ROWAN UNIVERSITY
Department of Mathematics
Syllabus
Math 01.131 - Calculus II
CATALOG DESCRIPTION:
Math 01.131  Calculus II                                                                                                   4 s.h.

Prerequisite: Math 01.130 Calculus I with a grade of C- or better)

CATALOG DESCRIPTION:
Math 01.131  Calculus II                                                                                                   4 s.h.
(Prerequisite: Math 01.130 Calculus I)
This course begins with applications of integration (such as volume of a solid of revolution work, arc length, area of a surface of revolution, center of mass) and derivatives of inverse trigonometric functions. Integration by parts, partial fractions and other more advanced integration techniques are introduced, along with a discussion of numerical integration, improper integrals, indeterminate form, sequences and infinite series. Polar coordinates and parametric equations will also be discussed. A graphing calculator is required for this course, and so is the use of a computer algebra system, such as Mathematica.

This course begins with applications of integration (such as volume of a solid of revolution work, arc length, area of a surface of revolution, center of mass) and derivatives of inverse trigonometric functions. Integration by parts, partial fractions and other more advanced integration techniques are introduced, along with a discussion of numerical integration, improper integrals, indeterminate form, sequences and infinite series. Polar coordinates and parametric equations will also be discussed. A graphing calculator is required for this course, and so is the use of a computer algebra system, such as Mathematica.

OBJECTIVES:
Students will demonstrate the ability to (i) differentiate and integrate hyperbolic functions and the inverse trigonometric functions; (ii) perform integration by parts, partial fractions and various substitutions as well as with selected numerical techniques; (iii) recognize and evaluate indeterminate forms and improper integrals; (iv) determine convergence and divergence of infinite series and find Taylor Series and their interval of convergence, and  (v) find area and arc length in polar coordinates and parametric equations.

CONTENTS:
1:  Applications of Definite Integrals
A review of area between two curves.  Differentiation of inverse trig. functions, and inverse hyperbolic functions are presented, as well as volume of a solid of revolution, the concept of work, arc length, area of a surface of revolution and fluid pressure.
2:   Techniques of Integration
General techniques of integration, including integration by parts, partial fractions, substitutions, and numerical integration are presented.  Numerical integration, L'Hopital's Rule and improper integrals are also covered.
3:   Infinite Series
Sequences and infinite series are introduced.  Standard tests for convergence and absolute convergence are presented.  Finally, power series are defined which leads to all the important topics of Taylor series.

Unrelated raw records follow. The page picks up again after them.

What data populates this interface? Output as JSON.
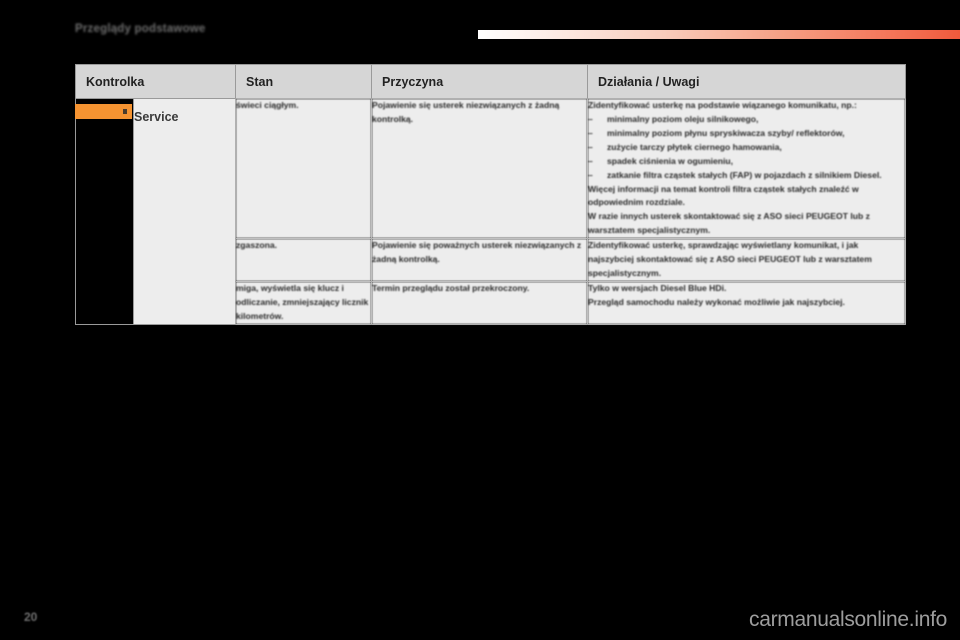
{
  "page": {
    "chapter_title": "Przeglądy podstawowe",
    "page_number": "20",
    "watermark": "carmanualsonline.info",
    "accent_gradient_start": "#ffffff",
    "accent_gradient_end": "#f05a3c",
    "indicator_color": "#f59331",
    "header_row_color": "#d6d6d6",
    "cell_color": "#ededed"
  },
  "table": {
    "headers": [
      {
        "label": "Kontrolka"
      },
      {
        "label": "Stan"
      },
      {
        "label": "Przyczyna"
      },
      {
        "label": "Działania / Uwagi"
      }
    ],
    "rows": [
      {
        "indicator_name": "Service",
        "state": "świeci ciągłym.",
        "cause": "Pojawienie się usterek niezwiązanych z żadną kontrolką.",
        "action_intro": "Zidentyfikować usterkę na podstawie wiązanego komunikatu, np.:",
        "action_bullets": [
          "minimalny poziom oleju silnikowego,",
          "minimalny poziom płynu spryskiwacza szyby/ reflektorów,",
          "zużycie tarczy płytek ciernego hamowania,",
          "spadek ciśnienia w ogumieniu,",
          "zatkanie filtra cząstek stałych (FAP) w pojazdach z silnikiem Diesel."
        ],
        "action_paragraphs": [
          "Więcej informacji na temat kontroli filtra cząstek stałych znaleźć w odpowiednim rozdziale.",
          "W razie innych usterek skontaktować się z ASO sieci PEUGEOT lub z warsztatem specjalistycznym."
        ]
      },
      {
        "state": "zgaszona.",
        "cause": "Pojawienie się poważnych usterek niezwiązanych z żadną kontrolką.",
        "action_intro": "",
        "action_bullets": [],
        "action_paragraphs": [
          "Zidentyfikować usterkę, sprawdzając wyświetlany komunikat, i jak najszybciej skontaktować się z ASO sieci PEUGEOT lub z warsztatem specjalistycznym."
        ]
      },
      {
        "state": "miga, wyświetla się klucz i odliczanie, zmniejszający licznik kilometrów.",
        "cause": "Termin przeglądu został przekroczony.",
        "action_intro": "",
        "action_bullets": [],
        "action_paragraphs": [
          "Tylko w wersjach Diesel Blue HDi.",
          "Przegląd samochodu należy wykonać możliwie jak najszybciej."
        ]
      }
    ]
  },
  "symbols": {
    "dash": "–"
  }
}
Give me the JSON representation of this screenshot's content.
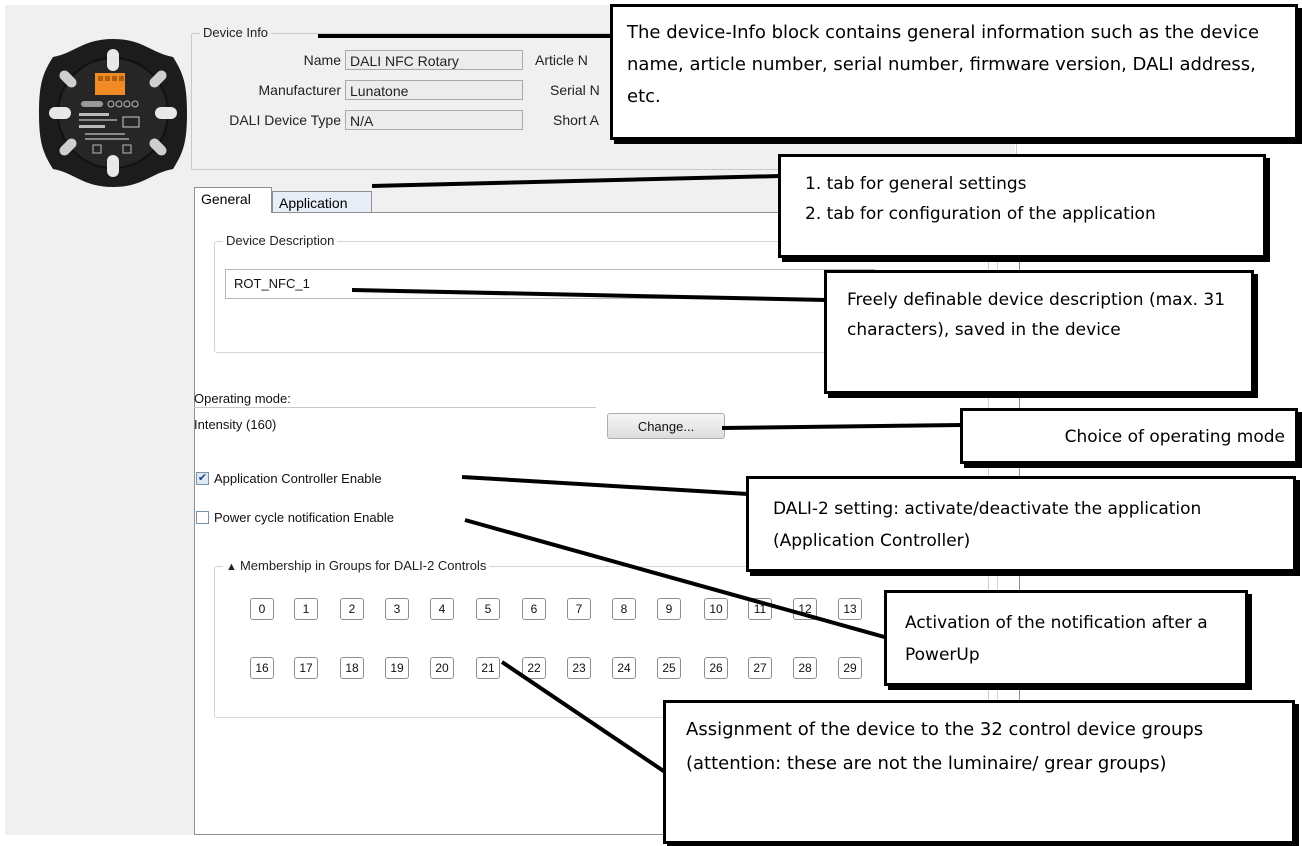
{
  "device_info": {
    "title": "Device Info",
    "name_label": "Name",
    "name_value": "DALI NFC Rotary",
    "manufacturer_label": "Manufacturer",
    "manufacturer_value": "Lunatone",
    "type_label": "DALI Device Type",
    "type_value": "N/A",
    "article_label": "Article N",
    "serial_label": "Serial N",
    "short_label": "Short A"
  },
  "tabs": [
    {
      "label": "General",
      "active": true
    },
    {
      "label": "Application",
      "active": false
    }
  ],
  "device_description": {
    "title": "Device Description",
    "value": "ROT_NFC_1"
  },
  "operating_mode": {
    "label": "Operating mode:",
    "value": "Intensity (160)",
    "change_button": "Change..."
  },
  "checkboxes": [
    {
      "label": "Application Controller Enable",
      "checked": true
    },
    {
      "label": "Power cycle notification Enable",
      "checked": false
    }
  ],
  "groups": {
    "title": "Membership in Groups for DALI-2 Controls",
    "row1": [
      "0",
      "1",
      "2",
      "3",
      "4",
      "5",
      "6",
      "7",
      "8",
      "9",
      "10",
      "11",
      "12",
      "13"
    ],
    "row2": [
      "16",
      "17",
      "18",
      "19",
      "20",
      "21",
      "22",
      "23",
      "24",
      "25",
      "26",
      "27",
      "28",
      "29"
    ]
  },
  "callouts": {
    "device_info": "The device-Info block contains general information such as the device name, article number, serial number, firmware version, DALI address, etc.",
    "tabs_line1": "1. tab for general settings",
    "tabs_line2": "2. tab for configuration of the application",
    "description": "Freely definable device description (max. 31 characters), saved in the device",
    "operating_mode": "Choice of operating mode",
    "app_controller": "DALI-2 setting: activate/deactivate the application (Application Controller)",
    "power_cycle": "Activation of the notification after a PowerUp",
    "groups": "Assignment of the device to the 32 control device groups (attention: these are not the luminaire/ grear groups)"
  },
  "colors": {
    "window_bg": "#f0f0f0",
    "panel_bg": "#ffffff",
    "checkbox_check": "#1a4a90",
    "device_body": "#1c1c1c",
    "terminal_orange": "#f08a24"
  }
}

4:   Analytic Geometry
Polar coordinates and parametric equations are introduced and used for graphing and to find areas.  Also, conic sections are studied.

REMARKS:  We will continue studying briefly the history of calculus through the study of biographies of the great mathematicians who helped create this subject.  In addition, we will continue our work using Mathematica as a tool in solving problems.

TEXT:

Rogawski, Jon, Calculus: Early Transcendentals Combo (Mathematica) & CalPortal, 2008, Freeman
Stewart, James, CALCULUS: CONCEPTS AND CONTEXTS, 3rd edition, Brooks, Cole, 2005.
Anton, H., CALCULUS, 6th edition, John Wiley and Sons, Inc., New York, 1998.
Larson, Hostetler & Edwards:  Calculus, 6th edition, D.C. Heath Company, Lexington 1998.
(Note:  There are many suitable texts available that cover the same material at the same level.  Among these are those by Finney/Thomas, Stein, Hunt and Leithold).